GENEVA — January marks the beginning of a new year, and the students at Geneva High School are keeping as busy as ever. This month will provide an opportunity for everyone to use their brains, their talents, but most importantly, their “joie de vivre.”
Geneva’s best and brightest will have plenty to do. Starting this month, GHS is once again partnering with the Ashtabula Campus of Kent State University to offer ambitious juniors and seniors the opportunity to participate in dual credit classes. These students were able to choose from three different classes: College Physics I, Elementary Probability and Statistics and College Writing I. GHS will have 15 physics students, 27 statistics students and 22 English students participating in the courses.
Kyle Turk, a senior who took the dual credit English class in his junior year, believes the program is very beneficial. “For me, the class was a really positive experience. I learned writing in-depth, sentence structure and details, concepts I could not learn in any high school class. I would encourage other students to challenge themselves and participate in a dual credit class.”
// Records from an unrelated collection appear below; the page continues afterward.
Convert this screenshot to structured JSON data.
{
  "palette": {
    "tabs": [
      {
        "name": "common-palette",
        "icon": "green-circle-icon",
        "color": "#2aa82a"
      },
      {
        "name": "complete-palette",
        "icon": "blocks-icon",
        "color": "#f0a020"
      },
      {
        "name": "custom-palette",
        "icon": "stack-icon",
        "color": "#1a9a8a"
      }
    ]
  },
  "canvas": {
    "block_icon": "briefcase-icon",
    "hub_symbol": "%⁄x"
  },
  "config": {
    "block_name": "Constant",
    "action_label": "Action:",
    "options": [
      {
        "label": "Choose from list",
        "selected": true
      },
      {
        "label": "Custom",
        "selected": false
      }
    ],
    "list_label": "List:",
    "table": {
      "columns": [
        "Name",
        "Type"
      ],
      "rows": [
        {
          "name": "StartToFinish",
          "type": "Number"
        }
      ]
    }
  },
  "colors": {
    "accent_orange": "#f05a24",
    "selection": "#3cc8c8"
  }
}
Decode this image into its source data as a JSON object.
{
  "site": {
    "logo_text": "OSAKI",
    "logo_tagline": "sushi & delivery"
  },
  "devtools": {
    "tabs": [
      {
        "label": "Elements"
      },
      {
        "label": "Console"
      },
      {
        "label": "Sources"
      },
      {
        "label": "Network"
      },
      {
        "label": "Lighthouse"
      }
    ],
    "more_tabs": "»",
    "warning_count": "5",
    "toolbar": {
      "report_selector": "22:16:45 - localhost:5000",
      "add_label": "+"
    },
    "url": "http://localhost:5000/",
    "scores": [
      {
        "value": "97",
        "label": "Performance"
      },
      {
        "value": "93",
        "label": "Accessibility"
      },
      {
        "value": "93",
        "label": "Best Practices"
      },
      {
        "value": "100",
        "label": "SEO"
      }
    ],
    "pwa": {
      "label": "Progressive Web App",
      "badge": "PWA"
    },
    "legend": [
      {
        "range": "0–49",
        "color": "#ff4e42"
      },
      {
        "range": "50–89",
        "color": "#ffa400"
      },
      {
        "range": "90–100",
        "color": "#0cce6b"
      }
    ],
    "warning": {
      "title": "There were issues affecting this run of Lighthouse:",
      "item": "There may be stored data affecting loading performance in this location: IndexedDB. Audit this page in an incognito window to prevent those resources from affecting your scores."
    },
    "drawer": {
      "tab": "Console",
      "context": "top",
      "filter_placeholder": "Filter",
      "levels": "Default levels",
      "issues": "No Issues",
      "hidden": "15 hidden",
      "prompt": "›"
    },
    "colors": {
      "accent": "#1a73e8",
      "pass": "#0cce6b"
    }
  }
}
For those students whose “forte” is not math or English, Geneva High School’s Annual Science Fair is quickly approaching. This event will be Feb. 6 at Geneva High School. If there is inclement weather, it will be rescheduled for Feb. 7. The Science Fair is open to the public from 4:30 to 5:15 p.m.; judging will begin at 5:30 p.m. There will be about 160 participants, including students from the junior high and the high school. Students will be judged on several categories: knowledge achieved, thoroughness, use of scientific method, clarity of expression (presentation), and originality and creativity.
Students are required to fill out several forms to participate. The Institutional Review Board, consisting of school principal, Douglas Wetherholt; school nurse, Cindy Anderson; and science teacher, John Barbo; checks over submitted forms. Projects that deal with human subjects, bacteria, and dangerous chemicals and/or procedures are reviewed by the Scientific Review Committee. Members include: John Barbo, Mike Brennan and Rick Trice.